Legend has it that Rákóczi II, Prince of Transylvania, gave King Louis XIV of France some Tokaji wine from his estate, as a gift. Delighted with the precious beverage, King Louis XIV offered a glass of Tokaji to Madame de Pompadour, referring to it as “Vinum Regum, Rex Vinorum” (Wine of Kings, King of Wines). This famous line is used to this day in the marketing of Tokaji wines.
The wine is made from grapes infected with Botrytis Cinerea, a fungus that attacks the fruit absorbing water and shrinking the skins. The fungus turns healthy grapes turn into an awful, but sweet mass. Leaving Budapest without buying at least a bottle of Tokaji as a souvenir, would be a pity!
If pálinka is Hungary’s most traditional drink, Unicum is the country’s national drink. Whether you find yourself in an old brewery filled with locals, an elegant cocktail bar, or in one of Budapest’s quirky ruin pubs jammed with tourists, you’ll notice the bartender reaching for the same distinctive, round-bellied bottle of Unicum.
The amber-tinted liquid is it’s a herbal liqueur is made of a secret blend of more than 40 herbs and spices aged in oak. The taste is bittersweet, with subtle piney and eucalyptus notes. The first time you drink it you might not even enjoy it, but when the other flavors start developing in your mouth you begin to like it.
The story says that in 1790, when Habsburg ruler Joseph II had an indigestion, and Dr. Zwack, the Court physician at the time, prepared a herbal remedy for him. Upon drinking it, Joseph II allegedly exclaimed, “Dr. Zwack, das ist ein Unikum! (Dr. Zwack, this is unique). And so the name and the drink became known as Unicum.
Unicum is largely savored as an aperitif or a digestif. It took me a while to get used to it, but now I love having a shot when I visit Budapest and always buy it as a gift for my loved ones at home.
How to Spend 3 Days in Budapest

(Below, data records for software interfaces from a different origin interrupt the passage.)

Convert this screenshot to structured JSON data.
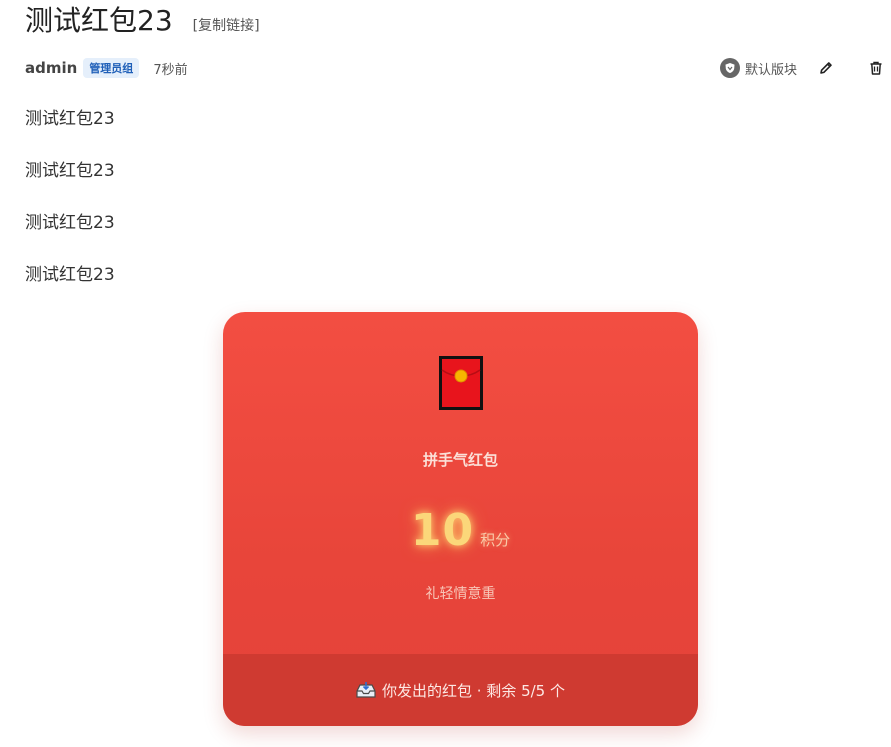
{
  "post": {
    "title": "测试红包23",
    "copy_link": "[复制链接]",
    "author": "admin",
    "group": "管理员组",
    "time": "7秒前"
  },
  "actions": {
    "moderate_label": "默认版块"
  },
  "content": {
    "paragraphs": [
      "测试红包23",
      "测试红包23",
      "测试红包23",
      "测试红包23"
    ]
  },
  "red_packet": {
    "type": "拼手气红包",
    "amount": "10",
    "unit": "积分",
    "blessing": "礼轻情意重",
    "footer": "你发出的红包 · 剩余 5/5 个"
  },
  "colors": {
    "packet_red": "#e8453a",
    "footer_red": "#cf3a31",
    "amount_gold": "#fbd77a",
    "badge_blue": "#1f5fb8"
  },
  "icons": {
    "moderate": "shield-icon",
    "edit": "pencil-icon",
    "delete": "trash-icon",
    "envelope": "red-envelope-icon",
    "footer": "inbox-tray-icon"
  }
}
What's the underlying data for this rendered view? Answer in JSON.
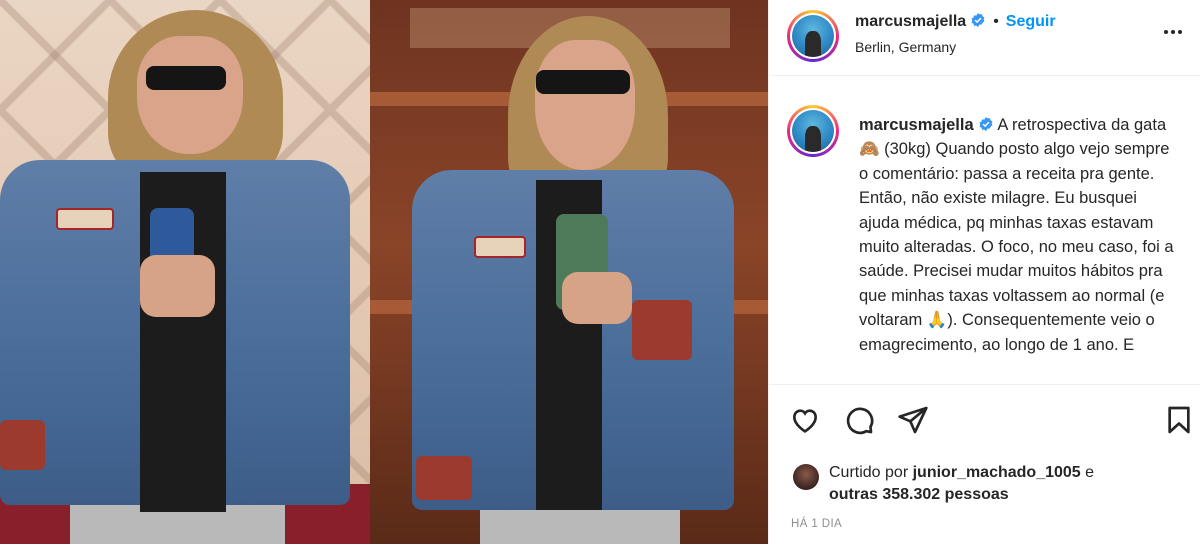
{
  "post": {
    "username": "marcusmajella",
    "verified": true,
    "follow_label": "Seguir",
    "location": "Berlin, Germany",
    "caption": "A retrospectiva da gata 🙈 (30kg) Quando posto algo vejo sempre o comentário: passa a receita pra gente. Então, não existe milagre. Eu busquei ajuda médica, pq minhas taxas estavam muito alteradas. O foco, no meu caso, foi a saúde. Precisei mudar muitos hábitos pra que minhas taxas voltassem ao normal (e voltaram 🙏). Consequentemente veio o emagrecimento, ao longo de 1 ano. E",
    "liked_prefix": "Curtido por",
    "liked_by": "junior_machado_1005",
    "liked_mid": "e",
    "liked_others": "outras 358.302 pessoas",
    "timestamp": "HÁ 1 DIA"
  },
  "icons": {
    "like": "heart-icon",
    "comment": "comment-icon",
    "share": "share-icon",
    "save": "bookmark-icon",
    "more": "more-icon",
    "verified": "verified-badge-icon"
  },
  "colors": {
    "accent": "#0095f6",
    "text": "#262626",
    "muted": "#8e8e8e",
    "verified": "#3897f0"
  }
}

Budapest Travel Tips & Practical Information
Things to Do in Budapest in Winter
Day Trips from Budapest
Prague vs. Budapest: How to Decide Which One to Visit